_Problem statement_
Restate, word for word, every line of the data.

_Data extract_
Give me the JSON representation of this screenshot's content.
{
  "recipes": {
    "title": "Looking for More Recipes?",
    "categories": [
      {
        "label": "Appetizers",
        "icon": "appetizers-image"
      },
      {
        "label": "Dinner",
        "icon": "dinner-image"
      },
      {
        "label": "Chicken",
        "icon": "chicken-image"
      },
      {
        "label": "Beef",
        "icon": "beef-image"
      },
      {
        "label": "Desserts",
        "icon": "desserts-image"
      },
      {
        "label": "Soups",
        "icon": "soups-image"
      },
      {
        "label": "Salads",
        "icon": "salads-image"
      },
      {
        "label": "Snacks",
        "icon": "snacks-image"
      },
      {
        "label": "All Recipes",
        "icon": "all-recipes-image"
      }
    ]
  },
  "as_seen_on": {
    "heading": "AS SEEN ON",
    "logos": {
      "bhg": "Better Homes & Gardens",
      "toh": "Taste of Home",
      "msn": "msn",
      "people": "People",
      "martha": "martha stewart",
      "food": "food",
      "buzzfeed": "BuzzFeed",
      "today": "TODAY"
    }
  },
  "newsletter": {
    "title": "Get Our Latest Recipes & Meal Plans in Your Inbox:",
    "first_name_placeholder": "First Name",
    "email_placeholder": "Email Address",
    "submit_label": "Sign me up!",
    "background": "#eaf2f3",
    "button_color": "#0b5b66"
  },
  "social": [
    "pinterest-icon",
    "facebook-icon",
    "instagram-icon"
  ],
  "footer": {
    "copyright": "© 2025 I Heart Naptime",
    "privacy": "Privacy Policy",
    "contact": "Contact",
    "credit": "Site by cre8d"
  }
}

_Solution_
Give me the JSON representation of this screenshot's content.
{
  "recipes": {
    "title": "Looking for More Recipes?",
    "categories": [
      {
        "label": "Appetizers",
        "icon": "appetizers-image"
      },
      {
        "label": "Dinner",
        "icon": "dinner-image"
      },
      {
        "label": "Chicken",
        "icon": "chicken-image"
      },
      {
        "label": "Beef",
        "icon": "beef-image"
      },
      {
        "label": "Desserts",
        "icon": "desserts-image"
      },
      {
        "label": "Soups",
        "icon": "soups-image"
      },
      {
        "label": "Salads",
        "icon": "salads-image"
      },
      {
        "label": "Snacks",
        "icon": "snacks-image"
      },
      {
        "label": "All Recipes",
        "icon": "all-recipes-image"
      }
    ]
  },
  "as_seen_on": {
    "heading": "AS SEEN ON",
    "logos": {
      "bhg": "Better Homes & Gardens",
      "toh": "Taste of Home",
      "msn": "msn",
      "people": "People",
      "martha": "martha stewart",
      "food": "food",
      "buzzfeed": "BuzzFeed",
      "today": "TODAY"
    }
  },
  "newsletter": {
    "title": "Get Our Latest Recipes & Meal Plans in Your Inbox:",
    "first_name_placeholder": "First Name",
    "email_placeholder": "Email Address",
    "submit_label": "Sign me up!",
    "background": "#eaf2f3",
    "button_color": "#0b5b66"
  },
  "social": [
    "pinterest-icon",
    "facebook-icon",
    "instagram-icon"
  ],
  "footer": {
    "copyright": "© 2025 I Heart Naptime",
    "privacy": "Privacy Policy",
    "contact": "Contact",
    "credit": "Site by cre8d"
  }
}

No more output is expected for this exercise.